I know.
It's strange.
I don't know what to make of it
this tool that invites people in
even when you don't necessarily
want them in your world.

Sounds harsh?
Perhaps that's why I've written so little lately.
I'm not ready to let everyone in.
I'm not ready to share
why being home is healing
why being away from Kenya is hard
and why I cannot go back just yet
but at the same time
am dying to be back there
surrounded by the children,
"my" children.

Putting all of that out here
is almost like a ruining the fresh white of the snow.
It's different when a kids slides down the hill, giggling
than when a car cuts a path through the snow.

Make sense?
Not sure.
Not everything makes sense right now.
It's just the way it is.

Monday, January 01, 2007

Secure Online Giving

For my friends in faraway places who have wanted to become financial partners but have not been able to do so due to logistical challenges, or to my friends who simply don't want to have to remember to send a check every month, follow these simple steps:
  1. Click here to log into a secure site.
  2. Register. Once you've registered, you'll receive an e-mail with a password. Use that to log in, after which you can change your password to one of your choice.
  3. Add a bank account or credit card to the system.
  4. Then choose my name from the ELI list of beneficiaries.
It's that simple. If you don't want to set it up to automatically submit support payments, you can even set up so that the system e-mails you every so often (you choose how often) to remind you to make a payment.

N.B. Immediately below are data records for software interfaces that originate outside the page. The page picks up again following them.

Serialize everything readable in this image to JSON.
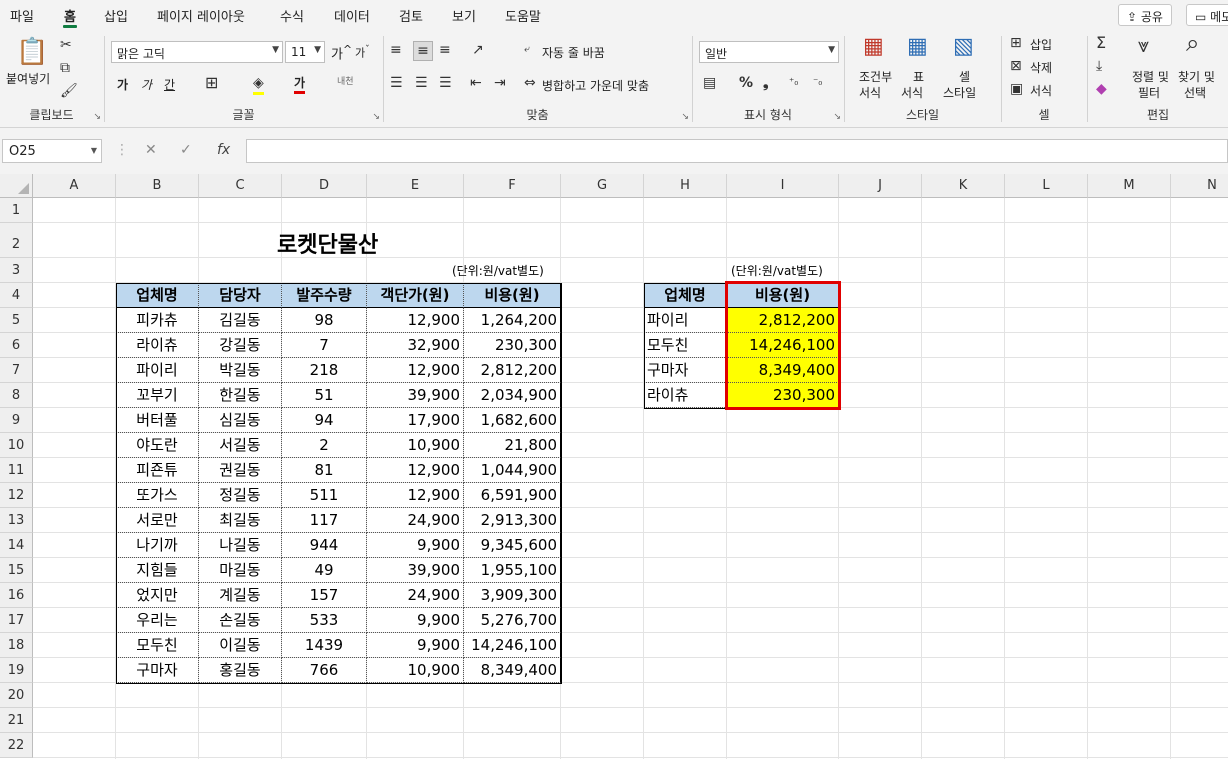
{
  "tabs": [
    "파일",
    "홈",
    "삽입",
    "페이지 레이아웃",
    "수식",
    "데이터",
    "검토",
    "보기",
    "도움말"
  ],
  "active_tab": "홈",
  "share_label": "공유",
  "memo_label": "메모",
  "ribbon": {
    "clipboard": {
      "paste": "붙여넣기",
      "label": "클립보드"
    },
    "font": {
      "name": "맑은 고딕",
      "size": "11",
      "grow": "가",
      "shrink": "가",
      "bold": "가",
      "italic": "가",
      "underline": "간",
      "phonetic": "내천",
      "label": "글꼴"
    },
    "alignment": {
      "wrap": "자동 줄 바꿈",
      "merge": "병합하고 가운데 맞춤",
      "label": "맞춤"
    },
    "number": {
      "format": "일반",
      "label": "표시 형식"
    },
    "styles": {
      "conditional_1": "조건부",
      "conditional_2": "서식",
      "table_1": "표",
      "table_2": "서식",
      "cell_1": "셀",
      "cell_2": "스타일",
      "label": "스타일"
    },
    "cells": {
      "insert": "삽입",
      "delete": "삭제",
      "format": "서식",
      "label": "셀"
    },
    "editing": {
      "sort_1": "정렬 및",
      "sort_2": "필터",
      "find_1": "찾기 및",
      "find_2": "선택",
      "label": "편집"
    }
  },
  "name_box": "O25",
  "formula": "",
  "columns": [
    "A",
    "B",
    "C",
    "D",
    "E",
    "F",
    "G",
    "H",
    "I",
    "J",
    "K",
    "L",
    "M",
    "N"
  ],
  "rows": [
    "1",
    "2",
    "3",
    "4",
    "5",
    "6",
    "7",
    "8",
    "9",
    "10",
    "11",
    "12",
    "13",
    "14",
    "15",
    "16",
    "17",
    "18",
    "19",
    "20",
    "21",
    "22"
  ],
  "sheet": {
    "title": "로켓단물산",
    "unit_note": "(단위:원/vat별도)",
    "main_table": {
      "headers": [
        "업체명",
        "담당자",
        "발주수량",
        "객단가(원)",
        "비용(원)"
      ],
      "rows": [
        [
          "피카츄",
          "김길동",
          "98",
          "12,900",
          "1,264,200"
        ],
        [
          "라이츄",
          "강길동",
          "7",
          "32,900",
          "230,300"
        ],
        [
          "파이리",
          "박길동",
          "218",
          "12,900",
          "2,812,200"
        ],
        [
          "꼬부기",
          "한길동",
          "51",
          "39,900",
          "2,034,900"
        ],
        [
          "버터풀",
          "심길동",
          "94",
          "17,900",
          "1,682,600"
        ],
        [
          "야도란",
          "서길동",
          "2",
          "10,900",
          "21,800"
        ],
        [
          "피죤튜",
          "권길동",
          "81",
          "12,900",
          "1,044,900"
        ],
        [
          "또가스",
          "정길동",
          "511",
          "12,900",
          "6,591,900"
        ],
        [
          "서로만",
          "최길동",
          "117",
          "24,900",
          "2,913,300"
        ],
        [
          "나기까",
          "나길동",
          "944",
          "9,900",
          "9,345,600"
        ],
        [
          "지힘들",
          "마길동",
          "49",
          "39,900",
          "1,955,100"
        ],
        [
          "었지만",
          "계길동",
          "157",
          "24,900",
          "3,909,300"
        ],
        [
          "우리는",
          "손길동",
          "533",
          "9,900",
          "5,276,700"
        ],
        [
          "모두친",
          "이길동",
          "1439",
          "9,900",
          "14,246,100"
        ],
        [
          "구마자",
          "홍길동",
          "766",
          "10,900",
          "8,349,400"
        ]
      ]
    },
    "lookup_table": {
      "unit_note": "(단위:원/vat별도)",
      "headers": [
        "업체명",
        "비용(원)"
      ],
      "rows": [
        [
          "파이리",
          "2,812,200"
        ],
        [
          "모두친",
          "14,246,100"
        ],
        [
          "구마자",
          "8,349,400"
        ],
        [
          "라이츄",
          "230,300"
        ]
      ]
    }
  },
  "colors": {
    "header_fill": "#bdd7ee",
    "highlight_fill": "#ffff00",
    "selection_border": "#e00000",
    "accent": "#107c41"
  }
}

Without the financial support of people like you, it is challenging to do the work God has called me to. I never take any support for granted. I have some supporters who give $10 per month, and some who give much more. And every bit counts. Every bit helps me to be able to go back and share Christ with children and adults in East Africa.

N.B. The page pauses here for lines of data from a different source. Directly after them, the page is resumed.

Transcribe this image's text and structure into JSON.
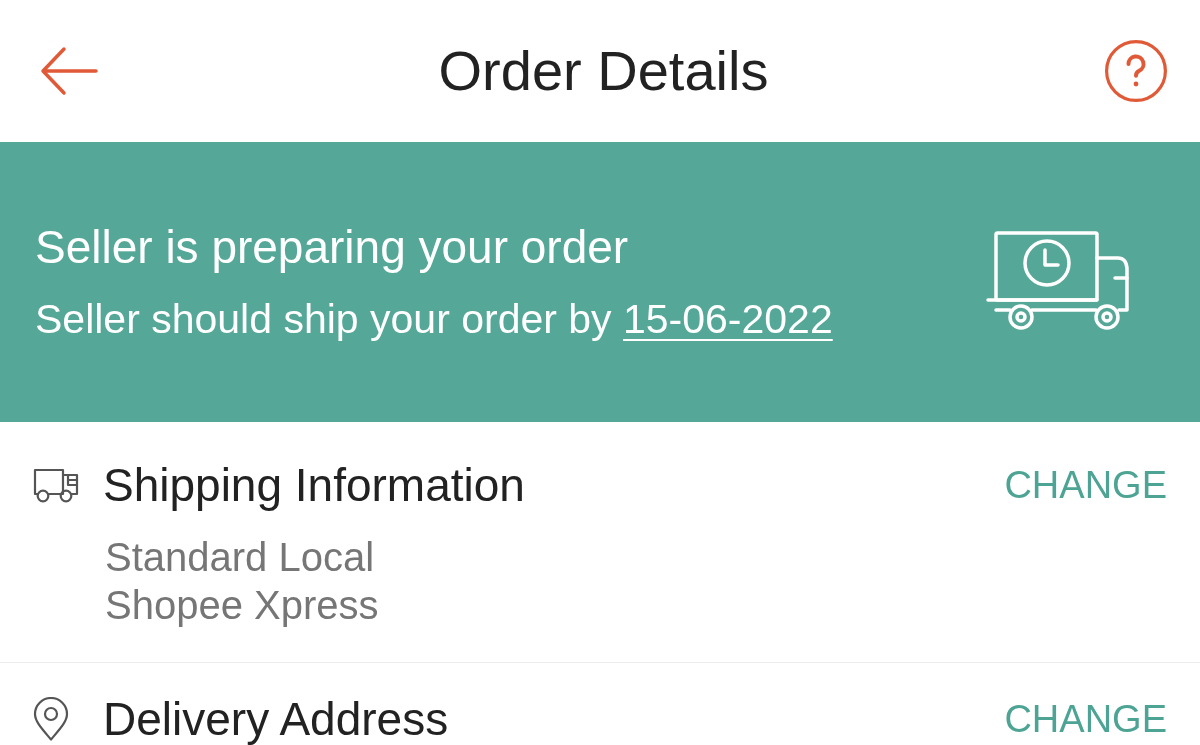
{
  "header": {
    "title": "Order Details"
  },
  "status_banner": {
    "title": "Seller is preparing your order",
    "message": "Seller should ship your order by",
    "date": "15-06-2022"
  },
  "sections": [
    {
      "kind": "shipping",
      "title": "Shipping Information",
      "action": "CHANGE",
      "lines": [
        "Standard Local",
        "Shopee Xpress"
      ]
    },
    {
      "kind": "address",
      "title": "Delivery Address",
      "action": "CHANGE"
    }
  ]
}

If you'd like to join in the work God's doing in and through me in Kenya and have any questions, please don't hesitate to contact me. Thank you for considering financial partnership. I appreciate it immensely!

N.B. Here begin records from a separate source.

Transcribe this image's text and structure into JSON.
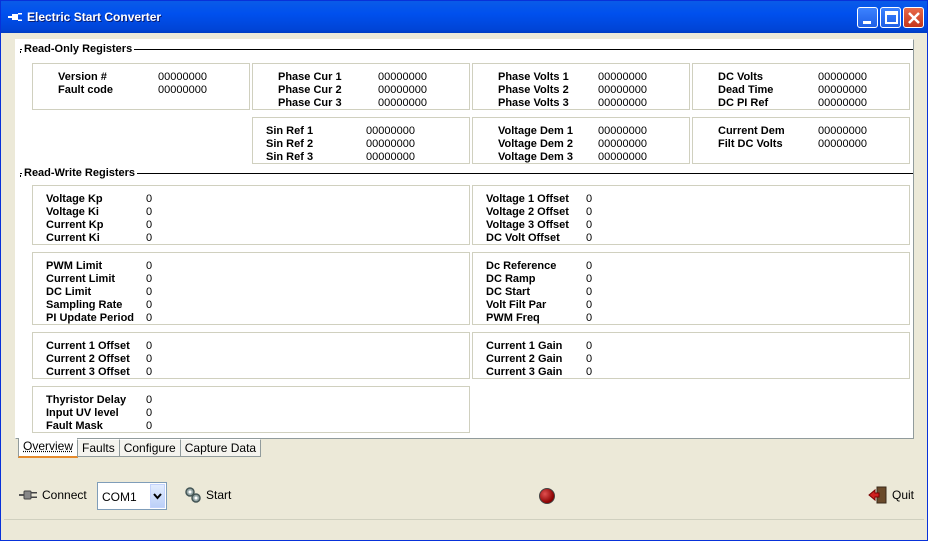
{
  "window": {
    "title": "Electric Start Converter"
  },
  "read_only": {
    "title": "Read-Only Registers",
    "boxes": [
      {
        "rows": [
          {
            "label": "Version #",
            "value": "00000000"
          },
          {
            "label": "Fault code",
            "value": "00000000"
          }
        ]
      },
      {
        "rows": [
          {
            "label": "Phase Cur 1",
            "value": "00000000"
          },
          {
            "label": "Phase Cur 2",
            "value": "00000000"
          },
          {
            "label": "Phase Cur 3",
            "value": "00000000"
          }
        ]
      },
      {
        "rows": [
          {
            "label": "Phase Volts 1",
            "value": "00000000"
          },
          {
            "label": "Phase Volts 2",
            "value": "00000000"
          },
          {
            "label": "Phase Volts 3",
            "value": "00000000"
          }
        ]
      },
      {
        "rows": [
          {
            "label": "DC Volts",
            "value": "00000000"
          },
          {
            "label": "Dead Time",
            "value": "00000000"
          },
          {
            "label": "DC PI Ref",
            "value": "00000000"
          }
        ]
      },
      {
        "rows": [
          {
            "label": "Sin Ref 1",
            "value": "00000000"
          },
          {
            "label": "Sin Ref 2",
            "value": "00000000"
          },
          {
            "label": "Sin Ref 3",
            "value": "00000000"
          }
        ]
      },
      {
        "rows": [
          {
            "label": "Voltage Dem 1",
            "value": "00000000"
          },
          {
            "label": "Voltage Dem 2",
            "value": "00000000"
          },
          {
            "label": "Voltage Dem 3",
            "value": "00000000"
          }
        ]
      },
      {
        "rows": [
          {
            "label": "Current Dem",
            "value": "00000000"
          },
          {
            "label": "Filt DC Volts",
            "value": "00000000"
          }
        ]
      }
    ]
  },
  "read_write": {
    "title": "Read-Write Registers",
    "boxes": [
      {
        "rows": [
          {
            "label": "Voltage Kp",
            "value": "0"
          },
          {
            "label": "Voltage Ki",
            "value": "0"
          },
          {
            "label": "Current Kp",
            "value": "0"
          },
          {
            "label": "Current Ki",
            "value": "0"
          }
        ]
      },
      {
        "rows": [
          {
            "label": "Voltage 1 Offset",
            "value": "0"
          },
          {
            "label": "Voltage 2 Offset",
            "value": "0"
          },
          {
            "label": "Voltage 3 Offset",
            "value": "0"
          },
          {
            "label": "DC Volt Offset",
            "value": "0"
          }
        ]
      },
      {
        "rows": [
          {
            "label": "PWM Limit",
            "value": "0"
          },
          {
            "label": "Current Limit",
            "value": "0"
          },
          {
            "label": "DC Limit",
            "value": "0"
          },
          {
            "label": "Sampling Rate",
            "value": "0"
          },
          {
            "label": "PI Update Period",
            "value": "0"
          }
        ]
      },
      {
        "rows": [
          {
            "label": "Dc Reference",
            "value": "0"
          },
          {
            "label": "DC Ramp",
            "value": "0"
          },
          {
            "label": "DC Start",
            "value": "0"
          },
          {
            "label": "Volt Filt Par",
            "value": "0"
          },
          {
            "label": "PWM Freq",
            "value": "0"
          }
        ]
      },
      {
        "rows": [
          {
            "label": "Current 1 Offset",
            "value": "0"
          },
          {
            "label": "Current 2 Offset",
            "value": "0"
          },
          {
            "label": "Current 3 Offset",
            "value": "0"
          }
        ]
      },
      {
        "rows": [
          {
            "label": "Current 1 Gain",
            "value": "0"
          },
          {
            "label": "Current 2 Gain",
            "value": "0"
          },
          {
            "label": "Current 3 Gain",
            "value": "0"
          }
        ]
      },
      {
        "rows": [
          {
            "label": "Thyristor Delay",
            "value": "0"
          },
          {
            "label": "Input UV level",
            "value": "0"
          },
          {
            "label": "Fault Mask",
            "value": "0"
          }
        ]
      }
    ]
  },
  "tabs": [
    "Overview",
    "Faults",
    "Configure",
    "Capture Data"
  ],
  "toolbar": {
    "connect_label": "Connect",
    "port_value": "COM1",
    "start_label": "Start",
    "quit_label": "Quit",
    "status_led_color": "#A01010"
  },
  "colors": {
    "titlebar": "#0054E3",
    "panel": "#FFFFFF",
    "face": "#ECE9D8",
    "tab_accent": "#E68B2C"
  }
}
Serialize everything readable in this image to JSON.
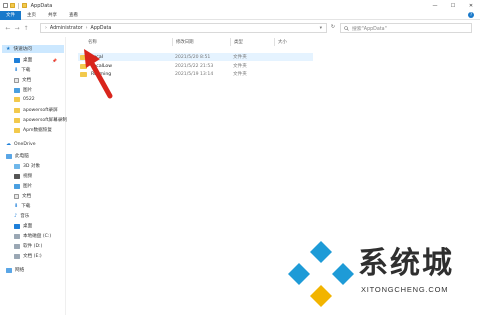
{
  "window": {
    "title": "AppData",
    "controls": {
      "minimize": "—",
      "maximize": "☐",
      "close": "✕"
    }
  },
  "ribbon": {
    "tabs": [
      "文件",
      "主页",
      "共享",
      "查看"
    ],
    "help": "?"
  },
  "address": {
    "path": [
      "Administrator",
      "AppData"
    ],
    "dropdown": "▾",
    "refresh": "↻"
  },
  "search": {
    "placeholder": "搜索\"AppData\""
  },
  "sidebar": {
    "quick_access": "快速访问",
    "quick_items": [
      "桌面",
      "下载",
      "文档",
      "图片",
      "0522",
      "apowersoft录屏",
      "apowersoft屏幕录制",
      "Apm数据恢复"
    ],
    "onedrive": "OneDrive",
    "this_pc": "此电脑",
    "pc_items": [
      "3D 对象",
      "视频",
      "图片",
      "文档",
      "下载",
      "音乐",
      "桌面",
      "本地磁盘 (C:)",
      "软件 (D:)",
      "文档 (E:)"
    ],
    "network": "网络"
  },
  "columns": {
    "name": "名称",
    "date": "修改日期",
    "type": "类型",
    "size": "大小"
  },
  "files": [
    {
      "name": "Local",
      "date": "2021/5/20 8:51",
      "type": "文件夹"
    },
    {
      "name": "LocalLow",
      "date": "2021/5/22 21:53",
      "type": "文件夹"
    },
    {
      "name": "Roaming",
      "date": "2021/5/19 13:14",
      "type": "文件夹"
    }
  ],
  "watermark": {
    "title": "系统城",
    "url": "XITONGCHENG.COM"
  },
  "colors": {
    "accent": "#1979ca",
    "folder": "#f2c94c",
    "arrow": "#d9251c",
    "wm_blue": "#1e9bd7"
  }
}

A New Year

Tonight, we had friends over for an evening of simply visiting, eating, laughing. Time and again, people ask me, "Do you miss the food here in America? I bet you're enjoying having all this great food."

My answer? "Yes and no." Thing is, I do enjoy having lots of food that I don't get to enjoy in Kenya. I love being able to run to the grocery store and pick up fresh ingredients and whip together fun dishes! I love having meals at people's homes, or having friends come over with fun new dishes, and to try and figure out if I can make the same dishes in Kenya.

But that's not what I enjoy most about being in the US.

Nor is it being able to hop in the car and be at the movies in less than 5 minutes (rather than the more than 5 hours it takes to get to a movie in Nairobi...). You bet I have been enjoying some great movies while home, of which Happy Feet (at the IMAX!) was probably my season favorite. I can't wait to show it to the kids in Kenya!

The best thing about being home? Spending time with friends.

I have realized in the past month just how hard it's been not having close friends in Kenya. I'm still trying to figure out what changes will need to be made in terms of how I spend my time in Kenya. More time with the kids? More time at our second base at Kipkaren where there are other missionary friends who I can connect with? Keep a calendar of events to make sure I get out often enough? Not sure. Like I said, I'm still trying to figure that part out.

But for now, I am savoring every single moment with good friends. Laughing hard at Pam's hilarious stories. Cooking with Danette. Hanging out with Nan. Spending time with the Ya-Yas. Just being with my Cedar Rapids friends.

I've taken very few pictures. I have, however, started with the gargantuan task of sorting through my collection of digital work photos in order to have a better system going. That, in and of itself, is enough of a task to curb my photo taking. But then again, it has me itching to get back to Africa to take better pictures...

But I'm not ready yet to return. For one: I have a long way yet to go in terms of support raising! I have gotten good news that we finally have an online-giving system set up! I'll post a separate post on how to set up secure online giving.

But for now, sleep well. And a very blessed 2007 to you.